Using science as a tool for diplomacy. As for our scientific capabilities abroad, the State Department has 56 designated environment, science, and technology positions at our posts overseas. We manage 33 bilateral science and technology “umbrella agreements” between the U.S. government and others. Under these umbrellas, there are hundreds of implementing agreements between U.S. technical agencies and their counterparts in those countries. Almost all of them have resulted in research projects or other research-related activities. Science and technology agreements represented an extremely valuable tool for engaging with former Warsaw Pact countries at the end of the Cold War and for drawing them into the Western sphere. Based on the success of those agreements, we’re now pursuing similar cooperative efforts with other countries in transition, including Russia and South Africa. We know, however, that these agreements differ in quality and usefulness, and we’ve undertaken an assessment to determine which of them fit into our current policy structure and which do not.
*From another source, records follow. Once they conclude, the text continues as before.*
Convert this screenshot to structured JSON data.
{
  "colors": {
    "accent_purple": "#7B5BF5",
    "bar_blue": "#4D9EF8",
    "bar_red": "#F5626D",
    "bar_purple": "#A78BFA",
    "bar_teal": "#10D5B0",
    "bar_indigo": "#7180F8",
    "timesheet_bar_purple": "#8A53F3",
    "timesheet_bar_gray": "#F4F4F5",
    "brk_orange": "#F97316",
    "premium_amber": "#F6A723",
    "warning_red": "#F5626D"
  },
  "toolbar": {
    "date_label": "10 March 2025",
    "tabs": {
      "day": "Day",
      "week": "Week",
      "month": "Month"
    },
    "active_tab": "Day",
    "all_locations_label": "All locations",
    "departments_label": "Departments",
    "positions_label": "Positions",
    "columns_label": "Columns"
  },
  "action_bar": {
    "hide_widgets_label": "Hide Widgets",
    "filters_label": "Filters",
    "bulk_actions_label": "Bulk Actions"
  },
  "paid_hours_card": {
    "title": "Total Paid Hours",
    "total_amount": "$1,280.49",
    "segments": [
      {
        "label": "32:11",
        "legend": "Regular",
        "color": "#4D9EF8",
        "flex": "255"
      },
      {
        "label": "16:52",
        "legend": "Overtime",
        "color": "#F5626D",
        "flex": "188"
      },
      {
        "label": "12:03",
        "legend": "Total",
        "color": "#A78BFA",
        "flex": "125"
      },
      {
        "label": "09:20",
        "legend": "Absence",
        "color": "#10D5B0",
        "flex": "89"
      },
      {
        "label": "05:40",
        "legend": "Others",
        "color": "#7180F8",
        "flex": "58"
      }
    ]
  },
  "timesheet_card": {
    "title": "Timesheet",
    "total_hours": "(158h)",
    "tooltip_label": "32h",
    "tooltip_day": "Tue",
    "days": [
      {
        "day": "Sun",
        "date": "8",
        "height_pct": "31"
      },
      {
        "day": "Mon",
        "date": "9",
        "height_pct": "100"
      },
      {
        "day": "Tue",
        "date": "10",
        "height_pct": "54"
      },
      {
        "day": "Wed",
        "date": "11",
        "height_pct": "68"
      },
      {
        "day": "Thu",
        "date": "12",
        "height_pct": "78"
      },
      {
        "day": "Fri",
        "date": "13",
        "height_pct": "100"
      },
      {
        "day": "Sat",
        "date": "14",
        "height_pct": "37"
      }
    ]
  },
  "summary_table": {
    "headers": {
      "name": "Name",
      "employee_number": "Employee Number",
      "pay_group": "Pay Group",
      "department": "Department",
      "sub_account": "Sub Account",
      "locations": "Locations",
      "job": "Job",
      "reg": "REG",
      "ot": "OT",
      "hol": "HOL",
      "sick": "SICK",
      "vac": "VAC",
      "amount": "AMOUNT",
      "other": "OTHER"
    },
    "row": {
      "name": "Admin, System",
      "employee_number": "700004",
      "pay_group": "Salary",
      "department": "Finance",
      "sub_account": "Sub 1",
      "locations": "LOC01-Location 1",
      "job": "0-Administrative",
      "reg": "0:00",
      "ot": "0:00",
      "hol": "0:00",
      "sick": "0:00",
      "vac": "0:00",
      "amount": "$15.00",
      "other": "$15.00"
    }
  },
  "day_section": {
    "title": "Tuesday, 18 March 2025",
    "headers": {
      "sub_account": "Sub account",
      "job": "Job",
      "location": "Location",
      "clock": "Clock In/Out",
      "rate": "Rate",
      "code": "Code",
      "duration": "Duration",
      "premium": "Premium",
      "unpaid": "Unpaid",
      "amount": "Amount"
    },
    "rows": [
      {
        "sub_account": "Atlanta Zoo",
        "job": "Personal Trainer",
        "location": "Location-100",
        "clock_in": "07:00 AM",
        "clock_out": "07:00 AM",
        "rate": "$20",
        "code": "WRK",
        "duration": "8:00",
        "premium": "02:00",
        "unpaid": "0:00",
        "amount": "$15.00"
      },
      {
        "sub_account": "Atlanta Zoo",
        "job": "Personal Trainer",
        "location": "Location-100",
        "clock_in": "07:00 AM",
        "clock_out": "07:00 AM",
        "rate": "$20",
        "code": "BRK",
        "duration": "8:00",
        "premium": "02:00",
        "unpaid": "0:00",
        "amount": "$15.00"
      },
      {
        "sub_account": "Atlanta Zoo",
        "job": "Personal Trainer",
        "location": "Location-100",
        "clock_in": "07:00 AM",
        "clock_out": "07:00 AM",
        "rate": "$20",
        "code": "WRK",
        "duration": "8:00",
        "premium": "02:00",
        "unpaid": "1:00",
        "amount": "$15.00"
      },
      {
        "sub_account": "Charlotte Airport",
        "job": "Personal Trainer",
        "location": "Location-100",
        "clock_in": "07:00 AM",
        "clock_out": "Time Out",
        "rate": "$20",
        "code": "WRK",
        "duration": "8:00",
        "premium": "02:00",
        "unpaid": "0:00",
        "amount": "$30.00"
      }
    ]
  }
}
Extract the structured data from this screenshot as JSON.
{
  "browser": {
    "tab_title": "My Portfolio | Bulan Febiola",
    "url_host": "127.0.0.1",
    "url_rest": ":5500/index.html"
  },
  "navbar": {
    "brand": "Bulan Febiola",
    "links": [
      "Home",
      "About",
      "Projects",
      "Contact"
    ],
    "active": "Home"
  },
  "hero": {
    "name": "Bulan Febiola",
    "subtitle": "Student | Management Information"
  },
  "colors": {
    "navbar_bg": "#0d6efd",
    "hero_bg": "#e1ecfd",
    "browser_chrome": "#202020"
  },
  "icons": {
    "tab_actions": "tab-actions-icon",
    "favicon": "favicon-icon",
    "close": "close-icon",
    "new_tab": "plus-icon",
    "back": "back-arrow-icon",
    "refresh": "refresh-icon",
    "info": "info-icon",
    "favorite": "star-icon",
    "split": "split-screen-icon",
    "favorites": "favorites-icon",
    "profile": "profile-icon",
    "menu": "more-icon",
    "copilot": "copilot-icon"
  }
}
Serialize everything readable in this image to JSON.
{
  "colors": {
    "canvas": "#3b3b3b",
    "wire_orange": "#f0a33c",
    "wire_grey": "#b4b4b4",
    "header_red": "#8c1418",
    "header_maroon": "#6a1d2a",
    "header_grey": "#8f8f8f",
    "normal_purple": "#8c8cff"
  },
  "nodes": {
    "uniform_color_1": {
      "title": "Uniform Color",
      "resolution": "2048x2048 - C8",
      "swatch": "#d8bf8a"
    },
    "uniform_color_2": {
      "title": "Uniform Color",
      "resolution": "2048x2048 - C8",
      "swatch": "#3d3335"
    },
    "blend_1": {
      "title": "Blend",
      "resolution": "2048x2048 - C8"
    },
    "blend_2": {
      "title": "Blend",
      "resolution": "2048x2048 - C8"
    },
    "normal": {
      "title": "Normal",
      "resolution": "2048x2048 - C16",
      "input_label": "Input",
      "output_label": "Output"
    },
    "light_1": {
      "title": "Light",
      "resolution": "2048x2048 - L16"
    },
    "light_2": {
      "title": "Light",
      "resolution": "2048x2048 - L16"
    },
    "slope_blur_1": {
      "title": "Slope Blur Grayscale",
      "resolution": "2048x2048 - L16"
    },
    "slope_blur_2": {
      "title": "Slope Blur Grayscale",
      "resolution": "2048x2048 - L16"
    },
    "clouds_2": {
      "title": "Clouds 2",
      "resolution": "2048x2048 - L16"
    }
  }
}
We’ve also established a network of regional environmental hubs to address various transboundary environmental problems whose solutions depend on cooperation among affected countries. For example, the hub for Central America and the Caribbean, located in San Jose, Costa Rica, focuses on regional issues such as deforestation, biodiversity loss, and coral reef and coastline management. We’re in the process of evaluating these hubs to see how we might improve their operations.
I’ve tried to give you an idea of our thinking on science at State. And I’ve tried to give you some reason for optimism while keeping my proposals and ideas within the confines of the possible. Needless to say, our ability to realize some of these ideas will depend in large part on the amount of funding we get. And as long as our budget remains relatively constant, resources for science and technology will necessarily be limited. We look forward to the NRC’s final recommendations in the fall, and we expect to announce some specific plans soon thereafter.